(Beginning of Information supplied)

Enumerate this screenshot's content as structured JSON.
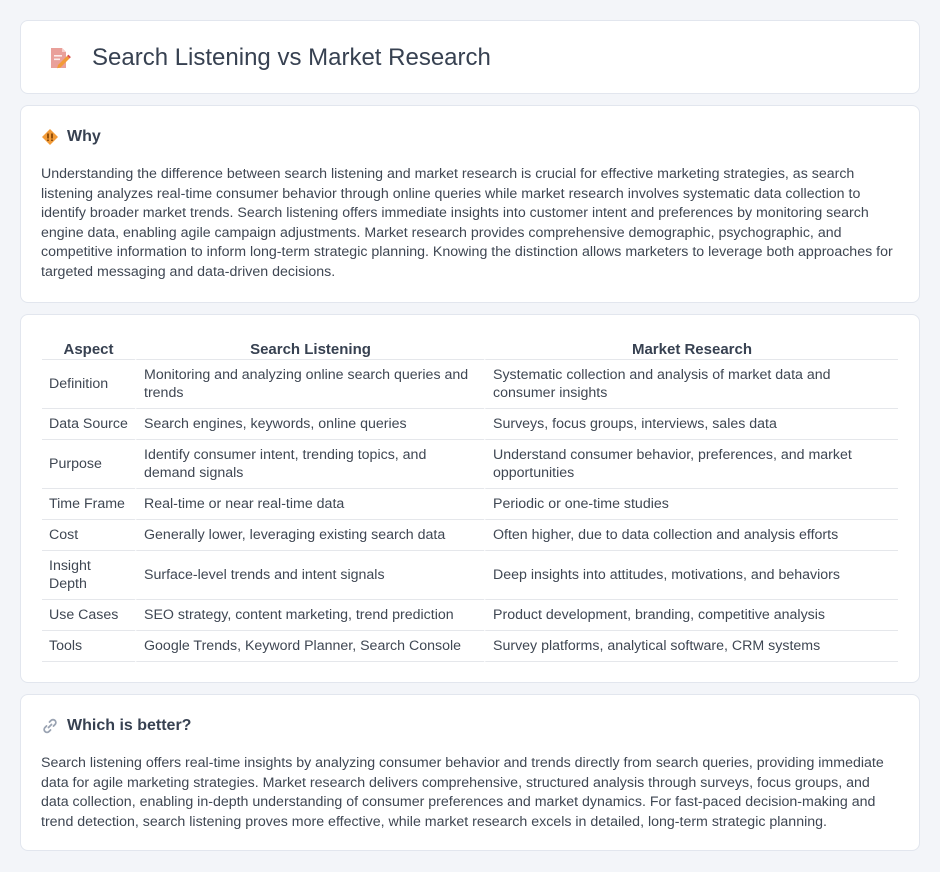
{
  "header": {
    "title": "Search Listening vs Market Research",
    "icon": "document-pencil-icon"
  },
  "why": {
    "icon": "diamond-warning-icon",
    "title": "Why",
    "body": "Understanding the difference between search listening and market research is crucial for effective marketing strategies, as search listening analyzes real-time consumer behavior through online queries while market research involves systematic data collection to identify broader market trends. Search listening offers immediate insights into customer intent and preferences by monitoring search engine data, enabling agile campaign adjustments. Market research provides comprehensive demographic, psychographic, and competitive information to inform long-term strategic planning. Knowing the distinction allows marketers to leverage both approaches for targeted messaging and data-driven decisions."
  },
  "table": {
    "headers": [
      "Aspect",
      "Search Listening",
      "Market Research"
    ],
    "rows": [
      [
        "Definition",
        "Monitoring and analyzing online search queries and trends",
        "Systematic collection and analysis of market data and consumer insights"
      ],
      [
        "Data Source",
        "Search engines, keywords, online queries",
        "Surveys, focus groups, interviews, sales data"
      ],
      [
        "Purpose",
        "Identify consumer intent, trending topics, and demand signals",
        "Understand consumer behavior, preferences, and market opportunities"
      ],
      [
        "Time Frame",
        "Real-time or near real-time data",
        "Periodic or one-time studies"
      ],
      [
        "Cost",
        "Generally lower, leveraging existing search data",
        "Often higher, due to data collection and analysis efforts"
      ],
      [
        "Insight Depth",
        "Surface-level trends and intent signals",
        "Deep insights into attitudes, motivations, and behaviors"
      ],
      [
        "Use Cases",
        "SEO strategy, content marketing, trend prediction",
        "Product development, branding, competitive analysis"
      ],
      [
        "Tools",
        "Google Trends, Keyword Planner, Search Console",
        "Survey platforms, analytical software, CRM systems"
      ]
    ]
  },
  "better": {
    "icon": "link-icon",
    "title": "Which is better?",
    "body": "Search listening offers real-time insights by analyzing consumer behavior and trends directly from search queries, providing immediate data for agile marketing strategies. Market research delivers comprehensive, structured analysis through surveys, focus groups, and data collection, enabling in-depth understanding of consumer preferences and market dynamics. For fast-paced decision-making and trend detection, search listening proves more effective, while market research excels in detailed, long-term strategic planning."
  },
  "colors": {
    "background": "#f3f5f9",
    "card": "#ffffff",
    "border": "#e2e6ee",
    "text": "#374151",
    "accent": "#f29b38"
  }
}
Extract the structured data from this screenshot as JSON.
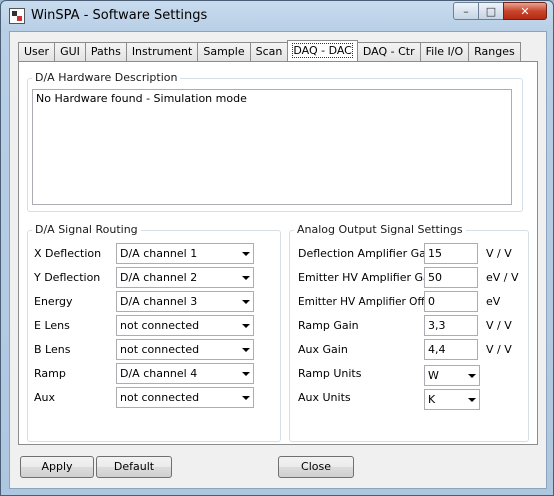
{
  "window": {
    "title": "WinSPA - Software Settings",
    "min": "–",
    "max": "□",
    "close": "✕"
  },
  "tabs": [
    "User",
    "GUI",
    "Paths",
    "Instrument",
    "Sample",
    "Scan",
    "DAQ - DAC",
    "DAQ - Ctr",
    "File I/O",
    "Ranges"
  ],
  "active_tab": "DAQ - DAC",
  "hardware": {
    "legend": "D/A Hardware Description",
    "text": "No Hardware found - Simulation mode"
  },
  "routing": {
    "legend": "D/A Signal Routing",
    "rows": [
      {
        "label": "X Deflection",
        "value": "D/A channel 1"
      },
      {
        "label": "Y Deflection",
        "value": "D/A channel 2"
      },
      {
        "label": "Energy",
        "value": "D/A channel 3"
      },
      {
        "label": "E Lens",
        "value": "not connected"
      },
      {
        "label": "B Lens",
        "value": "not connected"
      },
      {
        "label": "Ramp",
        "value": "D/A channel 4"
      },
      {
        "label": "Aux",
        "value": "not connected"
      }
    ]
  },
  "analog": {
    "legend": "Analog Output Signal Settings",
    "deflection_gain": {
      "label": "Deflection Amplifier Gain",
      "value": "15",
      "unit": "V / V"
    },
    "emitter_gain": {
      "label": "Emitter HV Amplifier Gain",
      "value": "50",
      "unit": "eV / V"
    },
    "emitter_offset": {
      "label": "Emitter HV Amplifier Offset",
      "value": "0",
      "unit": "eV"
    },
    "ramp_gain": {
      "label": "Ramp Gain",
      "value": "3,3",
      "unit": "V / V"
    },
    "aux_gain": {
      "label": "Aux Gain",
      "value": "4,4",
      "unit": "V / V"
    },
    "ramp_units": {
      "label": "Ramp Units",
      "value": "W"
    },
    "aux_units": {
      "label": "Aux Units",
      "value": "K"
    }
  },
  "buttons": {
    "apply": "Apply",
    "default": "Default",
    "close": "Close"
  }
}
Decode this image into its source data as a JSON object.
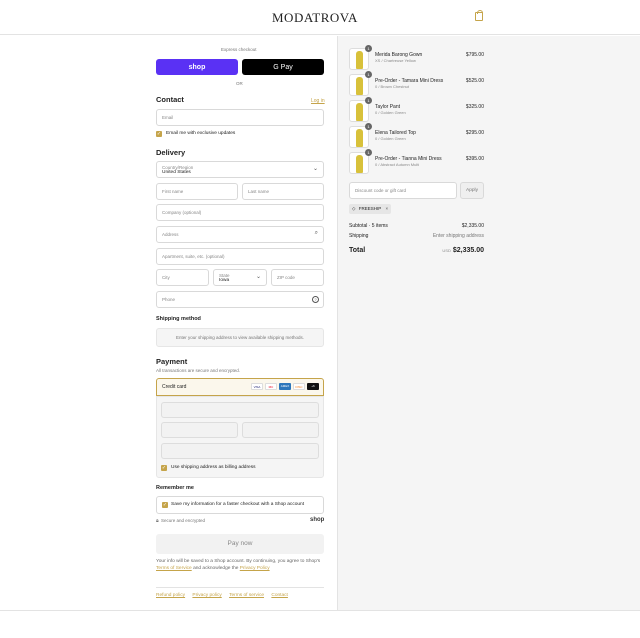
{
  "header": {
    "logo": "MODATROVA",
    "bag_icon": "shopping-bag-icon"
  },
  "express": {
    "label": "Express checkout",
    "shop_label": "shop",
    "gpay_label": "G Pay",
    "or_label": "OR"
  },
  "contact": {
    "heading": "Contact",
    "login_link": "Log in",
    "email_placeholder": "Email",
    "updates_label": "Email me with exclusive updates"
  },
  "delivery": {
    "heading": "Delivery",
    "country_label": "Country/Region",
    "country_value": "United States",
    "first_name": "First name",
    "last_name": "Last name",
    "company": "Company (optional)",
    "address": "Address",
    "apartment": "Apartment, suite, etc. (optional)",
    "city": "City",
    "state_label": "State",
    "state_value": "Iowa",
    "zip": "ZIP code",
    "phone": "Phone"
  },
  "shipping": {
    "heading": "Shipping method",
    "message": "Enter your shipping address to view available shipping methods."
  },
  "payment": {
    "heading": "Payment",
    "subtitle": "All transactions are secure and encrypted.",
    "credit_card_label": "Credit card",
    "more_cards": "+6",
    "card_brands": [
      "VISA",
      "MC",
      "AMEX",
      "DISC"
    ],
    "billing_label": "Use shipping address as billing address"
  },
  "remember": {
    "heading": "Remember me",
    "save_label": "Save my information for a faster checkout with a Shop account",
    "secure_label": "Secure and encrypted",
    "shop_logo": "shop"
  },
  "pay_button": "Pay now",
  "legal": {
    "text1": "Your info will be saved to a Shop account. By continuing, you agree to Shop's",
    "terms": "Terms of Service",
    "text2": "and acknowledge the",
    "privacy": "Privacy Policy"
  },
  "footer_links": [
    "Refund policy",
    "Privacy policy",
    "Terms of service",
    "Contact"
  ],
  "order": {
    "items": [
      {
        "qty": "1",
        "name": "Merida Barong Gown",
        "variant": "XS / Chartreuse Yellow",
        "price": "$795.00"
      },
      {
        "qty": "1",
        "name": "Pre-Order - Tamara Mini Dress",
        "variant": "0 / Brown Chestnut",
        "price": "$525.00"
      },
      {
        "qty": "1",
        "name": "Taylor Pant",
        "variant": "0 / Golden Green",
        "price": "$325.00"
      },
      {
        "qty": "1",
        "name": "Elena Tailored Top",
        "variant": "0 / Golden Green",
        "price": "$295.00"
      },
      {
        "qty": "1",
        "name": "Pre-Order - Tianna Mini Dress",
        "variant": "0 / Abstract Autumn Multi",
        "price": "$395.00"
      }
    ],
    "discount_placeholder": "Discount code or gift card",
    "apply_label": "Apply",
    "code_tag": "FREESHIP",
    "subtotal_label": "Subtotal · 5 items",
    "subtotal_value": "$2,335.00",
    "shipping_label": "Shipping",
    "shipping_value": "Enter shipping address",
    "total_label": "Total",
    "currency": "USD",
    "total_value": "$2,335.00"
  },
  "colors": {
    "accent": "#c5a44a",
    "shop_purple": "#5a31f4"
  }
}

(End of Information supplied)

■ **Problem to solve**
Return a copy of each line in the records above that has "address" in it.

■ **Task answer**
    "address": "Address",
    "message": "Enter your shipping address to view available shipping methods."
    "billing_label": "Use shipping address as billing address"
    "shipping_value": "Enter shipping address",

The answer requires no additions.